⟨
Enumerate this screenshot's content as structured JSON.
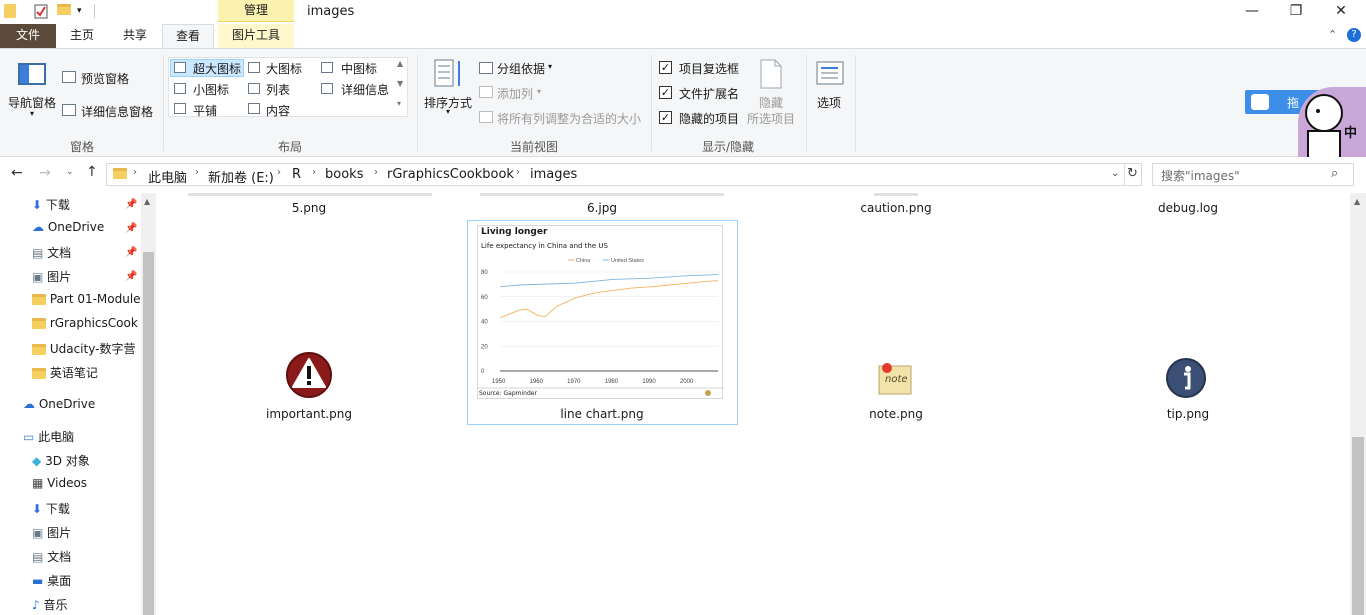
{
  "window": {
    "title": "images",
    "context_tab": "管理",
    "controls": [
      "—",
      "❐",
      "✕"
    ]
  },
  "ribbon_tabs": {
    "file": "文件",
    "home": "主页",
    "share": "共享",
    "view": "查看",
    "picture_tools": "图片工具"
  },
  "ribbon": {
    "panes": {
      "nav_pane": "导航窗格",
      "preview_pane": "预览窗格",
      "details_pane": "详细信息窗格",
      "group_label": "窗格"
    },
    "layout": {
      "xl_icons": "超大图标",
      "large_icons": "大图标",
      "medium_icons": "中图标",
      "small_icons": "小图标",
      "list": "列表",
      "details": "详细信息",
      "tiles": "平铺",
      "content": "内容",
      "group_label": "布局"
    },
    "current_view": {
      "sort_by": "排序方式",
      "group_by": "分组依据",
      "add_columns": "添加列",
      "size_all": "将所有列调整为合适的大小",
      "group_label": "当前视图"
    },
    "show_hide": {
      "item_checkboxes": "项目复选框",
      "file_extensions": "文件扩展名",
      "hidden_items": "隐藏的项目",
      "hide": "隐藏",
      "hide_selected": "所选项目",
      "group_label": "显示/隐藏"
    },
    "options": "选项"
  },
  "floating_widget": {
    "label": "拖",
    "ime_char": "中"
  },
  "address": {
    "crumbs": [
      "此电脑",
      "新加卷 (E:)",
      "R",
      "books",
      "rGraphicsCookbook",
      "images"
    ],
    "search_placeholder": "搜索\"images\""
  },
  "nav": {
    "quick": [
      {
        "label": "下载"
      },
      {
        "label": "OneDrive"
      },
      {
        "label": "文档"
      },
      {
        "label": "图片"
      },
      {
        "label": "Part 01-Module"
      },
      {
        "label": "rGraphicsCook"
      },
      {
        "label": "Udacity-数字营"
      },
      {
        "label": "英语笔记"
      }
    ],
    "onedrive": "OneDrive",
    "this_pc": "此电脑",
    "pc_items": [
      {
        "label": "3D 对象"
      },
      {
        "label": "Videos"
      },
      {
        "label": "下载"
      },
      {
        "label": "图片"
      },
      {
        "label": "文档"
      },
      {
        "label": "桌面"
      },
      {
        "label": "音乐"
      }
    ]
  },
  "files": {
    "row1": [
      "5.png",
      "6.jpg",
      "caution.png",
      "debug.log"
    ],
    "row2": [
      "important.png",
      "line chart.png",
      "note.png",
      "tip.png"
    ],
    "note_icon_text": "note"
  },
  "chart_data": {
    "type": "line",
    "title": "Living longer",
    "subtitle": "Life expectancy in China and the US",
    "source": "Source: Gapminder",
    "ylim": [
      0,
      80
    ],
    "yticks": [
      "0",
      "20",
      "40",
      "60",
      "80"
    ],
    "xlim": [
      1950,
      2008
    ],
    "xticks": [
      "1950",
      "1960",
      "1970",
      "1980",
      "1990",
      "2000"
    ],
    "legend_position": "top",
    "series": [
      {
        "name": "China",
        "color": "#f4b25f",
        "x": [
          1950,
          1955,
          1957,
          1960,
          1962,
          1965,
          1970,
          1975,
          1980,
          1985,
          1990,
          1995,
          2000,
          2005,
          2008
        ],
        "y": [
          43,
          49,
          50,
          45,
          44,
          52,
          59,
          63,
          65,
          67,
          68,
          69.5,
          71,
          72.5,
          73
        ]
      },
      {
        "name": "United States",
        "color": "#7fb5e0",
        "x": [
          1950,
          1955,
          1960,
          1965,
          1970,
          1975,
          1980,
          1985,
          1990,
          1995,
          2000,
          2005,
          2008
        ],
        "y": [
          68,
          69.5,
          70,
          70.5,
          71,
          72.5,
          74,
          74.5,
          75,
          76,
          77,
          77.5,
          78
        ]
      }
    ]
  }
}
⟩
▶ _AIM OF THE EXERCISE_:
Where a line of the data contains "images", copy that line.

▶ _RESPONSE AREA_:
    "title": "images",
      "images"
    "search_placeholder": "搜索\"images\""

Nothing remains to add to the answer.